It becomes too much time consuming and I abandoned monitoring.


Could just be me, but Discover now only gives TransUnion FICO 8 scores. Amex has Experian.

Kunal Goel

Is there any resource to which credit bureaus are pulled by which card issuer? And which ones you can freeze with each issuer application to still get the app through by them using another bureau?


Interesting personal lesson learned on “Make sure to pay your all of your accounts on time.”
Many cards offer an introductory 0% interest rate for 12 months or so. Last year, I got a Chase Ink *business* card and quickly charged $40K+. Instead of paying the card off, I parked that $ in a Bask account earning 5% for the year and made only minimum payments on the card. I then paid off the balance after the 12 months. This worked splendidly and had no adverse impacts to my credit score.
Later in the year, I got a Chase Freedom Unlimited *personal* card (0% interest for 15 months) with the same goal in mind. After the first month, I had charged about $8K and made the minimum payment on the card. A couple of weeks later, I noticed that my credit score had tanked about 60 points from 800 to about 740.
It took a couple of month for me to realize what had happened, but when I paid off the balance in full, my credit score fully recovered.

Be careful out there!


FYI wanted to share this experience, not sure if it has occurred to others. When being approved for my Chase Hyatt card earlier this year, I wanted a higher credit line to help spend to status easier. I moved credit from other minimally used cards (Southwest, IHG, Ritz), no problem/piece of cake on the Chase side. However my credit score was dinged big time — 25-29 points on all 3 due to ” a decrease in credit limit” noted on those 3 cards (this is all from CreditKarma). So it seems even though my net available credit did not change, these ‘decreases’ had a significant impact.
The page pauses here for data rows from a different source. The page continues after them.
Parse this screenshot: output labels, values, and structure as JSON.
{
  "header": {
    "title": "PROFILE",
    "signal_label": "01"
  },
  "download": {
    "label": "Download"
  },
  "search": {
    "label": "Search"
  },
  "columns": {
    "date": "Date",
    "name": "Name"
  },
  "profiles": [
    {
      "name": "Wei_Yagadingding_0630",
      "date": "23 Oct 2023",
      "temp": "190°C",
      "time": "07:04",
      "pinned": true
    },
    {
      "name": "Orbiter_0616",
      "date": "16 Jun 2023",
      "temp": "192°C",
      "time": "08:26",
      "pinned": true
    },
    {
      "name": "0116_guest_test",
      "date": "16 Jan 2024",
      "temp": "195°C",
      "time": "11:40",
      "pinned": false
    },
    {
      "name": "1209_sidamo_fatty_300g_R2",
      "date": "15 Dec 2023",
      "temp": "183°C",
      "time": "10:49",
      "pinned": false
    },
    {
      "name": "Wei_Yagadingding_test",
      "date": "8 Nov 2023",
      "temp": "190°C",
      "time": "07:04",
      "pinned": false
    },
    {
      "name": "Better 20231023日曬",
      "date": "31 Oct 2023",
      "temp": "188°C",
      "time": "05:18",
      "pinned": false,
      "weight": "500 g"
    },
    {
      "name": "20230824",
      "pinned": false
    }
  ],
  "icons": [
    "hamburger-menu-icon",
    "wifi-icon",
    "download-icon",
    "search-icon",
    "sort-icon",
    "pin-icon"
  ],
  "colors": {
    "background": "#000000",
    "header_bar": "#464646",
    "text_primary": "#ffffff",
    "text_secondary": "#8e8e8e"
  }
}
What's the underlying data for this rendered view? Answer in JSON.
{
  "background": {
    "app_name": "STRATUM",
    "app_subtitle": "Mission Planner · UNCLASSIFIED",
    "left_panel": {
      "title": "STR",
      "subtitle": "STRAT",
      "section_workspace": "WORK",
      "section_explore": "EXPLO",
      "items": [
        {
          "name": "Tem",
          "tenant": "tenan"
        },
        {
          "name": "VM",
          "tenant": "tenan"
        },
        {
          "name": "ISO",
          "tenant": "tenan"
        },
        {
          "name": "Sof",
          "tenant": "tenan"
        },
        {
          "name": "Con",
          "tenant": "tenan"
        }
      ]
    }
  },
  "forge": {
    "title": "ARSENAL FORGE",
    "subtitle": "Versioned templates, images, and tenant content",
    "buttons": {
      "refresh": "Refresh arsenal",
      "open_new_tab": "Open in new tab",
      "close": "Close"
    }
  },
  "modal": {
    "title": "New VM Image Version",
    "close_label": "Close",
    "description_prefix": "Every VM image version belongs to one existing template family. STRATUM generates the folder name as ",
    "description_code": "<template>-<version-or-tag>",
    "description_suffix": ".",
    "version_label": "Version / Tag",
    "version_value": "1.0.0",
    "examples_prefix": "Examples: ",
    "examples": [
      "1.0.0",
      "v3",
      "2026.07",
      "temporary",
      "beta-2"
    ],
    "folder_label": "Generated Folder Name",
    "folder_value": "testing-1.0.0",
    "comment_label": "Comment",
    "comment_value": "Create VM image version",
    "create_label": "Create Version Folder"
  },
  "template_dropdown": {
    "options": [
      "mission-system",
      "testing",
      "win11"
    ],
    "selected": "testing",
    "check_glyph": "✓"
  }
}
[…] For more info about credit scores and inquiries, please see: Free Credit Scores, Reports, and Monitoring: Complete guide. […]

Sam Billo

Discover will monitor your Experian credit report. Inquiries only effect Fico score for 12 months. The reason code states that “too many inquiries within the last 12 months” there is no reason code “too many inquiries within the last 24 months”.

Justmeha gives me free score and report for my Experian file

Sam Billo

They offer free Experian credit monitoring as well. But it basically the same thing as or they are all owned by Experian


When I click the Amex TransUnion link, it says it’s a free Vantage score


Greg, wonder if adding info on how to freeze a bureau when needed, or just a little on the two, goofy small bureaus out there? (came into play with the rakuten card…..)

Maybe not the right post, but that could be useful info again.


Amex offers cardholders complimentary access to their Experian 8 scores.